September 29 • 1:21 PM

Conference Call: Free Will Conference


September 29 • 12:00 PM

How Copyright Law Protects Art From Criticism

A case for allowing the copyright on Gone With the Wind to expire.


September 29 • 10:00 AM

Should We Be Told Who Funds Political Attack Ads?

On the value of campaign finance disclosure.


September 29 • 8:00 AM

Searching for a Man Named Penis

A quest to track down a real Penis proves difficult.


September 29 • 6:00 AM

Why Do So Many People Watch HGTV?

The same reason so many people watch NCIS or Law and Order: It’s all a procedural.


September 29 • 4:00 AM

The Link Between Depression and Terrorism

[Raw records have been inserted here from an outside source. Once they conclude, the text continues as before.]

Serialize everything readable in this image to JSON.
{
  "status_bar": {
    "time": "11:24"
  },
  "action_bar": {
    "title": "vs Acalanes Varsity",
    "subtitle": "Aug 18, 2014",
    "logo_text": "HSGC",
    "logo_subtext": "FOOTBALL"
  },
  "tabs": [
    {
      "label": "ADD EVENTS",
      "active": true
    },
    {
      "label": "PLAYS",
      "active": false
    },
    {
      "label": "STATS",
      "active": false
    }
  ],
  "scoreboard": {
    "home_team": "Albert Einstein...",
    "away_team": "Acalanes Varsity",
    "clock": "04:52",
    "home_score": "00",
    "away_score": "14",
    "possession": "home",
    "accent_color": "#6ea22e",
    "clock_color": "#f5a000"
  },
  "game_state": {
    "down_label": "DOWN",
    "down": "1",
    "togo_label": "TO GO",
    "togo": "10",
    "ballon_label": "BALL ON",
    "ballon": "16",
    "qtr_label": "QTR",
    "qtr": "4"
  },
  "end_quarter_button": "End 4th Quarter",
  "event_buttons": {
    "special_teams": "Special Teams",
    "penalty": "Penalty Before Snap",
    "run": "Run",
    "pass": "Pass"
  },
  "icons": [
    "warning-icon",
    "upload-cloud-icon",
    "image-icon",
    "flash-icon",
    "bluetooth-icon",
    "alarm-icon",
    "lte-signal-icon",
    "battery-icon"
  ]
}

A new study from the United Kingdom finds a connection between depression and radicalization.


September 26 • 4:00 PM

Fast Track to a Spill?

Oil pipeline projects across America are speeding forward without environmental review.

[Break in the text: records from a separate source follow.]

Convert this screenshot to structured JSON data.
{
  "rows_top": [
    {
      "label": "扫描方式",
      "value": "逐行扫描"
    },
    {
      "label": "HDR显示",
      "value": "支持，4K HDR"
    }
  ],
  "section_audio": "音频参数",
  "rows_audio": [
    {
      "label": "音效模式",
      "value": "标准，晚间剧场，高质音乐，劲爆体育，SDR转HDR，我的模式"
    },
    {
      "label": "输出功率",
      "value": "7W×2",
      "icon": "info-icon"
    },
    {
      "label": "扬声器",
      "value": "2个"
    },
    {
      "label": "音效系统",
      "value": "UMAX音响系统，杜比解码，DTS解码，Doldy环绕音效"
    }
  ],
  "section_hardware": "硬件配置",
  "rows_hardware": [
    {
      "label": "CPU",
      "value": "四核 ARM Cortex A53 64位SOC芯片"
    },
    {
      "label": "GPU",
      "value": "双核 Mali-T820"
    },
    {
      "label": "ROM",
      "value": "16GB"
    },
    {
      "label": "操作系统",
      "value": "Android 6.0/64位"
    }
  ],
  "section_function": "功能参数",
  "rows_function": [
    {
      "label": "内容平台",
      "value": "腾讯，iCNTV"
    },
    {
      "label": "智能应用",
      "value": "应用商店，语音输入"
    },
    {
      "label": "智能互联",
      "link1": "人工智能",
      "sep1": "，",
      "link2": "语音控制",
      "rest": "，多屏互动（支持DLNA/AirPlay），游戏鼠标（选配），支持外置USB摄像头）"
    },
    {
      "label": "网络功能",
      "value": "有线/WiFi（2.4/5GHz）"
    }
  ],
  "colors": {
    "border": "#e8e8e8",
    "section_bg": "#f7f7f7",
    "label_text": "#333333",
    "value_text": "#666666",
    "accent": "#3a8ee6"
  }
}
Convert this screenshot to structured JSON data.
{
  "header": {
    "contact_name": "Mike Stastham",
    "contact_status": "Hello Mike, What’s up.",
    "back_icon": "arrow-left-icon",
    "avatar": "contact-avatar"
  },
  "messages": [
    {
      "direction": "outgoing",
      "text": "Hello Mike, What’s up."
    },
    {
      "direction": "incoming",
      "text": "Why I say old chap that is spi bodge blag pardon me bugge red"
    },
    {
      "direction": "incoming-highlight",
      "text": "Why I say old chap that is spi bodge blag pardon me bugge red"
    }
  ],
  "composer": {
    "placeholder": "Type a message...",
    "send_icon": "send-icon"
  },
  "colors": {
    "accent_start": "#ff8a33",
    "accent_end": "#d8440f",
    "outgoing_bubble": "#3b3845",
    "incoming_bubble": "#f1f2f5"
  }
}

September 26 • 2:00 PM

Why Liberals Love the Disease Theory of Addiction, by a Liberal Who Hates It

The disease model is convenient to liberals because it spares them having to say negative things about poor communities. But this conception of addiction harms the very people we wish to help.


September 26 • 1:21 PM

Race, Trust, and Split-Second Judgments


September 26 • 9:47 AM

Dopamine Might Be Behind Impulsive Behavior

A monkey study suggests the brain chemical makes what’s new and different more attractive.


September 26 • 8:00 AM

A Letter Becomes a Book Becomes a Play

Sarah Ruhl’s Dear Elizabeth: A Play in Letters From Elizabeth Bishop to Robert Lowell and Back Again takes 900 pages of correspondence between the two poets and turns them into an on-stage performance.


September 26 • 7:00 AM

Sonic Hedgehog, DICER, and the Problem With Naming Genes

Wait, why is there a Pokemon gene?


September 26 • 6:00 AM

Sounds Like the Blues

At a music-licensing firm, any situation can become nostalgic, romantic, or adventurous, given the right background sounds.


September 26 • 5:00 AM

The Dark Side of Empathy

New research finds the much-lauded feeling of identification with another person’s emotions can lead to unwarranted aggressive behavior.



September 25 • 4:00 PM

Forging a New Path: Working to Build the Perfect Wildlife Corridor

When it comes to designing wildlife corridors, our most brilliant analytical minds are still no match for Mother Nature. But we’re getting there.


September 25 • 2:00 PM

Fashion as a Inescapable Institution

Like it or not, fashion is an institution because we can no longer feasibly make our own clothes.


September 25 • 12:00 PM

The Fake Birth Mothers Who Bilk Couples Out of Their Cash by Promising Future Babies

Another group that’s especially vulnerable to scams and fraud is that made up of those who are desperate to adopt a child.


September 25 • 10:03 AM

The Way We QuickType


Follow us


Trust Is Waning, and Inequality May Be To Blame

Trust in others and confidence in institutions is declining, while economic inequality creeps up, a new study shows.

Dopamine Might Be Behind Impulsive Behavior

A monkey study suggests the brain chemical makes what's new and different more attractive.

School Counselors Do More Than You’d Think

Adding just one counselor to a school has an enormous impact on discipline and test scores, according to a new study.

How a Second Language Trains Your Brain for Math

Second languages strengthen the brain's executive control circuits, with benefits beyond words.

Would You Rather Go Blind or Lose Your Mind?

Americans consistently fear blindness, but how they compare it to other ailments varies across racial lines.

The Big One

One company, Amazon, controls 67 percent of the e-book market in the United States—down from 90 percent five years ago. September/October 2014 new-big-one-5

Copyright © 2014 by Pacific Standard and The Miller-McCune Center for Research, Media, and Public Policy. All Rights Reserved.